Source data below:

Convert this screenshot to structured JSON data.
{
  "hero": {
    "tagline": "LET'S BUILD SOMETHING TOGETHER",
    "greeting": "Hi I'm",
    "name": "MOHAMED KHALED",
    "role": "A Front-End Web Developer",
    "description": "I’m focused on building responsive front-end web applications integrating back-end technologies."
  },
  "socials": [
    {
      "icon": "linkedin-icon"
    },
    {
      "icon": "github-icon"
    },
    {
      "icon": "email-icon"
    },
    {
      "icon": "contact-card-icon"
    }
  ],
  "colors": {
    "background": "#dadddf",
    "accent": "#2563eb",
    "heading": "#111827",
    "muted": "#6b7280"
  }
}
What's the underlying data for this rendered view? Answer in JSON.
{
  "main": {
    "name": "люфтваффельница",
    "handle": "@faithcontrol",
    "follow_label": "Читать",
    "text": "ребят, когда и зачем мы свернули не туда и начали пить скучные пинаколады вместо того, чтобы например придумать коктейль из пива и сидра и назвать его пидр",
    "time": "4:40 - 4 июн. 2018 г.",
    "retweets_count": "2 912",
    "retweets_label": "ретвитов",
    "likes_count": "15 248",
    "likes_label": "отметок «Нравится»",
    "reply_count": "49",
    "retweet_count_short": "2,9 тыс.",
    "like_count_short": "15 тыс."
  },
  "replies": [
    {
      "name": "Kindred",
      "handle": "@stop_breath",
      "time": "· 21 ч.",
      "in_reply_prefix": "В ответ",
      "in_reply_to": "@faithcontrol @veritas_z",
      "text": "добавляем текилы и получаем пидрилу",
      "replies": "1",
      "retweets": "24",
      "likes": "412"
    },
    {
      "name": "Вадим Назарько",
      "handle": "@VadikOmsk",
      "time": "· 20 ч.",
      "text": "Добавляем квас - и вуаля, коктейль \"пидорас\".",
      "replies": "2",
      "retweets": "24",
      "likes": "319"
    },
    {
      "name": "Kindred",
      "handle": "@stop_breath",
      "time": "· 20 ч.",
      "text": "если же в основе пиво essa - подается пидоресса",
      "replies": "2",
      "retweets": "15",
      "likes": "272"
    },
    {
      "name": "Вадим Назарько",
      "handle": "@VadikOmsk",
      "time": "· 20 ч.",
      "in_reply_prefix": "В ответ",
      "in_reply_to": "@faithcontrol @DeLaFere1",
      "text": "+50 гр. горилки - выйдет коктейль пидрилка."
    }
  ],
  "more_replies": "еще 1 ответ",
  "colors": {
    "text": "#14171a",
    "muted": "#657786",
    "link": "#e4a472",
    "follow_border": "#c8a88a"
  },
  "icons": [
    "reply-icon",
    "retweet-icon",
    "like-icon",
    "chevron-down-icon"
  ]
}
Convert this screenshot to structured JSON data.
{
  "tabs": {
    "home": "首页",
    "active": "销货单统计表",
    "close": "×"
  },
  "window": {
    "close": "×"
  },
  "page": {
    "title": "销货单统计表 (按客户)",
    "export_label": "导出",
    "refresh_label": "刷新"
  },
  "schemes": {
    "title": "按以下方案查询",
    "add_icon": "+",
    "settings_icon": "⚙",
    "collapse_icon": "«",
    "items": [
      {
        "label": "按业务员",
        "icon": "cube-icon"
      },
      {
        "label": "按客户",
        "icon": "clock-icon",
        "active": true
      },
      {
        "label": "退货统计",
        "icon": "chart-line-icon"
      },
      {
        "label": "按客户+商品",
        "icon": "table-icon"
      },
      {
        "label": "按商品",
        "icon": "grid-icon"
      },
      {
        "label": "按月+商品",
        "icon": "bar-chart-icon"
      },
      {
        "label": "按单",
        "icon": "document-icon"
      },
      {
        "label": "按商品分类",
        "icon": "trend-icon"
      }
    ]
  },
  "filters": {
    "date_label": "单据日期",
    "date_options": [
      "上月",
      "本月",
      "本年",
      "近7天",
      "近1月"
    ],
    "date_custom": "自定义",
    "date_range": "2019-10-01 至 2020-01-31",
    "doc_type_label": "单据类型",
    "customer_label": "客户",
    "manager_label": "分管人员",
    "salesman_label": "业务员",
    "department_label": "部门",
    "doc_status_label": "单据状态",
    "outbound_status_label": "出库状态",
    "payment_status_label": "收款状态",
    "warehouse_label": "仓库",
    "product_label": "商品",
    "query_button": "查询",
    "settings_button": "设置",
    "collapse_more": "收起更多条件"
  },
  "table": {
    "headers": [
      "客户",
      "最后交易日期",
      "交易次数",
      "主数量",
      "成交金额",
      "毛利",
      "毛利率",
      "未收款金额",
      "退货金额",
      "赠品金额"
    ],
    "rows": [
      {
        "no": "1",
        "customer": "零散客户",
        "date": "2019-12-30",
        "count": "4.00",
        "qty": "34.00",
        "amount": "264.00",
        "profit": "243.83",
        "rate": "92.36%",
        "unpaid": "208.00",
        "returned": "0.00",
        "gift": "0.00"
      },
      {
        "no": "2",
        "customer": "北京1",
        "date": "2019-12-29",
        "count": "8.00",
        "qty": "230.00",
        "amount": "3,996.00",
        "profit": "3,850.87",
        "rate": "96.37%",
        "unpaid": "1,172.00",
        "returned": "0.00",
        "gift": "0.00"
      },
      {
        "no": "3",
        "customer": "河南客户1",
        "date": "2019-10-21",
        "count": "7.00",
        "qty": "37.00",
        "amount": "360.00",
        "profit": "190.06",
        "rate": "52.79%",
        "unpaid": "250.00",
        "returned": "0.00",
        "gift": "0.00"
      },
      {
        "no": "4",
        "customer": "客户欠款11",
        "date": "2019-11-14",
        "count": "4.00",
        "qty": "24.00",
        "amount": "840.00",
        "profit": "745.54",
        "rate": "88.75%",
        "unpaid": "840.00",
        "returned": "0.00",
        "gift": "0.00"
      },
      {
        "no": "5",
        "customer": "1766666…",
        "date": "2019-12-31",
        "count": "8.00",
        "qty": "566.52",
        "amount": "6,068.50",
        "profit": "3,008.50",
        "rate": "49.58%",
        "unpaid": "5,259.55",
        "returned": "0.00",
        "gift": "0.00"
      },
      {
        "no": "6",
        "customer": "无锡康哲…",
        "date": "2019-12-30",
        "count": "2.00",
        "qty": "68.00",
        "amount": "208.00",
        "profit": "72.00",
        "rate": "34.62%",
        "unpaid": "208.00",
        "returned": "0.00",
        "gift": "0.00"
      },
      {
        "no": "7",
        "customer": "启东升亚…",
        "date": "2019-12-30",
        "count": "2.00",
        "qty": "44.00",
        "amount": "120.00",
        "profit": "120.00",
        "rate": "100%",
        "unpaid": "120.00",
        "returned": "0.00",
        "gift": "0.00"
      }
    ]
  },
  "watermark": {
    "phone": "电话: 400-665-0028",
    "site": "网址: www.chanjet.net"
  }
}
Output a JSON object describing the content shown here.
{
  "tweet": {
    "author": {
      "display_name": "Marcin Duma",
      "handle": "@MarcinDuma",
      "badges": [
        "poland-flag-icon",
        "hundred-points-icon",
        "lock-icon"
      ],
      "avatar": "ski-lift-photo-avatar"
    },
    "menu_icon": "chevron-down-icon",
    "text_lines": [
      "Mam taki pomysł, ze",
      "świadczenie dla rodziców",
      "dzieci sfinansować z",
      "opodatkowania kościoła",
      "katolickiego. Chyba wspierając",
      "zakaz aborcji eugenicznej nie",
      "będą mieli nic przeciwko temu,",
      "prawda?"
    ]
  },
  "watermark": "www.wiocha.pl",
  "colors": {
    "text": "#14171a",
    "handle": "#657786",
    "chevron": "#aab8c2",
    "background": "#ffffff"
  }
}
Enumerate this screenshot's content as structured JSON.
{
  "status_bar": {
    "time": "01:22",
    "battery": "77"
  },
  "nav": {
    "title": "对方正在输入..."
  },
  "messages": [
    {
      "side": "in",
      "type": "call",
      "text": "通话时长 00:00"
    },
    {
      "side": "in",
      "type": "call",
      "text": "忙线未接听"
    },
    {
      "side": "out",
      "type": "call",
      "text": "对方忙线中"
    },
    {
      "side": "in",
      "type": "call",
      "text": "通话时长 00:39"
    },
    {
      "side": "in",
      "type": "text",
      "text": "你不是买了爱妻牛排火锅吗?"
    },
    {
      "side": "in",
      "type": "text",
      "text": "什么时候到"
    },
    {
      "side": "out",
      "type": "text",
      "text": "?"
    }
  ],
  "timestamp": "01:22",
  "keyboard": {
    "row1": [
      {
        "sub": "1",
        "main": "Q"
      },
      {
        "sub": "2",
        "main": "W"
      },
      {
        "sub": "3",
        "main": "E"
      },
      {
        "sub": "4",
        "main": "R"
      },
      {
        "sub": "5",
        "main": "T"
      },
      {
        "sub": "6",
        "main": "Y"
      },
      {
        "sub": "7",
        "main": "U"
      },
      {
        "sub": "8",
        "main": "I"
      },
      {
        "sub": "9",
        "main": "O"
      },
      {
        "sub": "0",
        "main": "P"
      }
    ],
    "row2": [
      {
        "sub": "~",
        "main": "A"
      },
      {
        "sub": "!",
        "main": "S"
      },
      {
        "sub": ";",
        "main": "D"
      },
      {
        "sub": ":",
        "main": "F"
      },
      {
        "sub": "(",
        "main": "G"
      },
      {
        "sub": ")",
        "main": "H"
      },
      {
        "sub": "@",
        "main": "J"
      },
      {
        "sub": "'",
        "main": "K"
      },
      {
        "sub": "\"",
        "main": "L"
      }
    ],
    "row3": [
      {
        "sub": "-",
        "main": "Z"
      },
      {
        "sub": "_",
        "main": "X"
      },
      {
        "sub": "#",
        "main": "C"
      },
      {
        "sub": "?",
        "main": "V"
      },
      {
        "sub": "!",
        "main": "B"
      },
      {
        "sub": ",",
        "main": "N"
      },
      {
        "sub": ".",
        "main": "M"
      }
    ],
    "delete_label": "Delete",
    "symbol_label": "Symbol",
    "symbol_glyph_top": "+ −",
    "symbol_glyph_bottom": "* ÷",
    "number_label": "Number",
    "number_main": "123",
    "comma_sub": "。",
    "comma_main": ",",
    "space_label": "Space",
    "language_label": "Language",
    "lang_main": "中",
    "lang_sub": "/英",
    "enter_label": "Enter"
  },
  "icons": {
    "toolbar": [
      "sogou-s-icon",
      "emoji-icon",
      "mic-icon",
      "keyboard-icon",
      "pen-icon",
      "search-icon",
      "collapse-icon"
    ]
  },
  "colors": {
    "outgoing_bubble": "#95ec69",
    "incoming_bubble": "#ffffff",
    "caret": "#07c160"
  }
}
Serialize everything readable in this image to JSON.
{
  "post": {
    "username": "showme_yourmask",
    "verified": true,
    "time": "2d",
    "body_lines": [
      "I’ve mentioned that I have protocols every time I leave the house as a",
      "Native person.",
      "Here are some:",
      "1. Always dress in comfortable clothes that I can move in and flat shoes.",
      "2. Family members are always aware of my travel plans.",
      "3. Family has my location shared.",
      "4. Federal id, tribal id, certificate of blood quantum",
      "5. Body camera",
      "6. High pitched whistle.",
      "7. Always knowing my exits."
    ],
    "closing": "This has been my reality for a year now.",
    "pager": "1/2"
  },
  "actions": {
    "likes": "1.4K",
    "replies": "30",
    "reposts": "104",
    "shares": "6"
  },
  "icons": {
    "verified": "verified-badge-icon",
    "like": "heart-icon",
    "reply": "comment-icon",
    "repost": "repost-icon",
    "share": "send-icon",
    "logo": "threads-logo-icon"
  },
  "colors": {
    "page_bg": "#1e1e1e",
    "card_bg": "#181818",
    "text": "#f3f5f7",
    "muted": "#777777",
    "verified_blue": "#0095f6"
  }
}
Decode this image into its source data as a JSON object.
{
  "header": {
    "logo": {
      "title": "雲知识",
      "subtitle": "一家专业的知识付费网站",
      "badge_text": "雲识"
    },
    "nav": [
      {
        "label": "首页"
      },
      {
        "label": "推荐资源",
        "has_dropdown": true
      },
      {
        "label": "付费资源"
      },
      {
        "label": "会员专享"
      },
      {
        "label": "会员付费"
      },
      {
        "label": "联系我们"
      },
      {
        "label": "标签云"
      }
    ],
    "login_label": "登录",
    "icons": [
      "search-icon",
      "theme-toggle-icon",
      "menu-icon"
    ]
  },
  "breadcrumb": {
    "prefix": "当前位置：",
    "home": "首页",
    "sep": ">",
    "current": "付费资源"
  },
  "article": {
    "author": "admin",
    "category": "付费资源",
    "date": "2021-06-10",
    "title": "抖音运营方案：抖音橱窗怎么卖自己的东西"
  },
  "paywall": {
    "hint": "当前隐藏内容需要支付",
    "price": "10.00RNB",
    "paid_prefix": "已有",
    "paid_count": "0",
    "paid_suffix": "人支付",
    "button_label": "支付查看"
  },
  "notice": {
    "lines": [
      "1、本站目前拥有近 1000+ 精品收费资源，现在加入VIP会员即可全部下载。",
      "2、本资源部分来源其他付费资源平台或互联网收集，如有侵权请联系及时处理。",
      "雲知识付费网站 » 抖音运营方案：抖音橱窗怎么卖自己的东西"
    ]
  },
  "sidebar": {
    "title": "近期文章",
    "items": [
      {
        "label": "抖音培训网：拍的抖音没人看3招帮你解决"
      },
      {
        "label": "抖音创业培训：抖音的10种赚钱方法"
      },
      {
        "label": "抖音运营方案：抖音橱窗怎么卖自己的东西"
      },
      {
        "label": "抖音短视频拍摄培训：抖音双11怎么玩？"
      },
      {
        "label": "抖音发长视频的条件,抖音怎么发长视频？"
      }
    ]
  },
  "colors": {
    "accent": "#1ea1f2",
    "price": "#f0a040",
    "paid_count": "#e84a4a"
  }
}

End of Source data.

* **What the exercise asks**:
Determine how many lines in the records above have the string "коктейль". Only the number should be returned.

* **Reply to the exercise**:
3